From piracy to the original: the regularisation of retail of Ecuadorian cinema
Jose Carlos G Aguiar (University of Leiden)
Paper short abstract:
This paper looks into the regulation of retail of Ecuadorian cinema and the conversion of 'piracy' vending into original copies of movies in Quito and Guayaquil.
Paper long abstract:
Since the late 20th century the political economy of neoliberal capitalism has propagated criminalising discourses and policies to counter the copying and free circulation of cultural contents. The so-called 'piracy', that is, the unauthorised reproduction of cultural commodities, is defined as a serious criminal activity organised by international mafias. Opposed to these perceptions of global mafias and crime, there are countless men and women who earn an income with the retail of 'pirated' music, films and designs in street economies and marketplaces. Ecuador is perhaps the first country that has developed an alternative to the dominant discourses on piracy. Since 2010, the associations of sellers of pirated goods have sought a dialogue with the national government of Rafael Correa in order to 'formalise' they trade activities. With success, these associations and the National Institute for Intellectual Property of Ecuador, have developed a programme to convert the trade in pirated DVDs into original films.

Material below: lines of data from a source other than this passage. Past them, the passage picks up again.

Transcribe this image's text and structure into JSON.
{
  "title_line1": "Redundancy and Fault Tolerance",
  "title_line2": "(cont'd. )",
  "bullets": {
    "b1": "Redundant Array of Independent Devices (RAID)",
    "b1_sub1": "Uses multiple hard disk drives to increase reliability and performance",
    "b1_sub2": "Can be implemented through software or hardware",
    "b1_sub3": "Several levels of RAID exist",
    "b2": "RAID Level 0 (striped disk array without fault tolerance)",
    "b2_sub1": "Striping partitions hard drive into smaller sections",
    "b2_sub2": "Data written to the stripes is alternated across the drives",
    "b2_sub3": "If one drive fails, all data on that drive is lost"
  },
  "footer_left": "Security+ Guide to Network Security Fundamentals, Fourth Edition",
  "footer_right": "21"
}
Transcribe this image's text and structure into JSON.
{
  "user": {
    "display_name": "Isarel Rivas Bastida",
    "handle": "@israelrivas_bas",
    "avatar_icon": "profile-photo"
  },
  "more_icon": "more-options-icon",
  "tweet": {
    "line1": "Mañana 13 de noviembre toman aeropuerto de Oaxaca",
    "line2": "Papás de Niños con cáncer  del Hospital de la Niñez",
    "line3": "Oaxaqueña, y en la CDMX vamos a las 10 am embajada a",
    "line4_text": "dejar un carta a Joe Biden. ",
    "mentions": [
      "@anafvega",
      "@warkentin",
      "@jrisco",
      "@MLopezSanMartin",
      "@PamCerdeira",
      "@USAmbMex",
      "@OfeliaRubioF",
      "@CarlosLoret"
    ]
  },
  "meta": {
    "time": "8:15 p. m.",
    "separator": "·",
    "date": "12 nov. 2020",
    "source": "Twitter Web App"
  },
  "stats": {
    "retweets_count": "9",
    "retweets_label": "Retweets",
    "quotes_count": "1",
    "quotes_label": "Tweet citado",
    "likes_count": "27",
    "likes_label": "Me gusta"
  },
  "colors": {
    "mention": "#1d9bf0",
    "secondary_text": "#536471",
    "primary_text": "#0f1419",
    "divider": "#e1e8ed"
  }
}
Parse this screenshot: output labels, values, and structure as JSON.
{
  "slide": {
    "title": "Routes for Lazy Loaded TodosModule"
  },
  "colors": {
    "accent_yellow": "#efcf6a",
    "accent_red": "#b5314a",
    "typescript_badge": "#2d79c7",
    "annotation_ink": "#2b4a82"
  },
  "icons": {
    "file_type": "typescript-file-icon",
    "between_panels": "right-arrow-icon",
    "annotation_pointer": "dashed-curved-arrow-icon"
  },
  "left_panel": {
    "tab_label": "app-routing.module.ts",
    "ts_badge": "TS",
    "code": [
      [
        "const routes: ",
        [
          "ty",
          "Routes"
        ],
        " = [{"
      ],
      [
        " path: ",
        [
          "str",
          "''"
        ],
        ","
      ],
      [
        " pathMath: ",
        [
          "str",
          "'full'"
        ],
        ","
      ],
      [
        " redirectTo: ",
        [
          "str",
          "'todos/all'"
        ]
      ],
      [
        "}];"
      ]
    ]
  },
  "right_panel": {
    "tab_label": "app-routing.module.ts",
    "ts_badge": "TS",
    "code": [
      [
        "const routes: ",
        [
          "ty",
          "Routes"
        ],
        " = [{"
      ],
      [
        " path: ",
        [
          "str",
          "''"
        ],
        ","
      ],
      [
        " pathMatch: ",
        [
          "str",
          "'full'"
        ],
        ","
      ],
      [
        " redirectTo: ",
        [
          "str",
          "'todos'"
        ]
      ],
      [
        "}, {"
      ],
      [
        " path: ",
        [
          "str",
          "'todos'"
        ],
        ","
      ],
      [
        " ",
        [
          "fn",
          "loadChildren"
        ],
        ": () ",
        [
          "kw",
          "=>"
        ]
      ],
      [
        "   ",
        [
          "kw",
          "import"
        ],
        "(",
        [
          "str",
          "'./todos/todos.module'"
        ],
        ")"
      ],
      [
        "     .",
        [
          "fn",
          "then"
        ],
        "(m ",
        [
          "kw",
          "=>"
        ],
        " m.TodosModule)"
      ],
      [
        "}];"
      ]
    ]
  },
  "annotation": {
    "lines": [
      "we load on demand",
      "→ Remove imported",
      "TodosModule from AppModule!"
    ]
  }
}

Under this scheme, the profits are equality shared among the seller, the movie producer and the government. This paper presents ethnographic material collected in Quito and Guayaquil to explore alternative views on copyrights, and better understand the notions of morality, honor and legality in the context of informal trade.
Emerging economic futures: the intersections of informality and formality [Anthropology of Economy Network]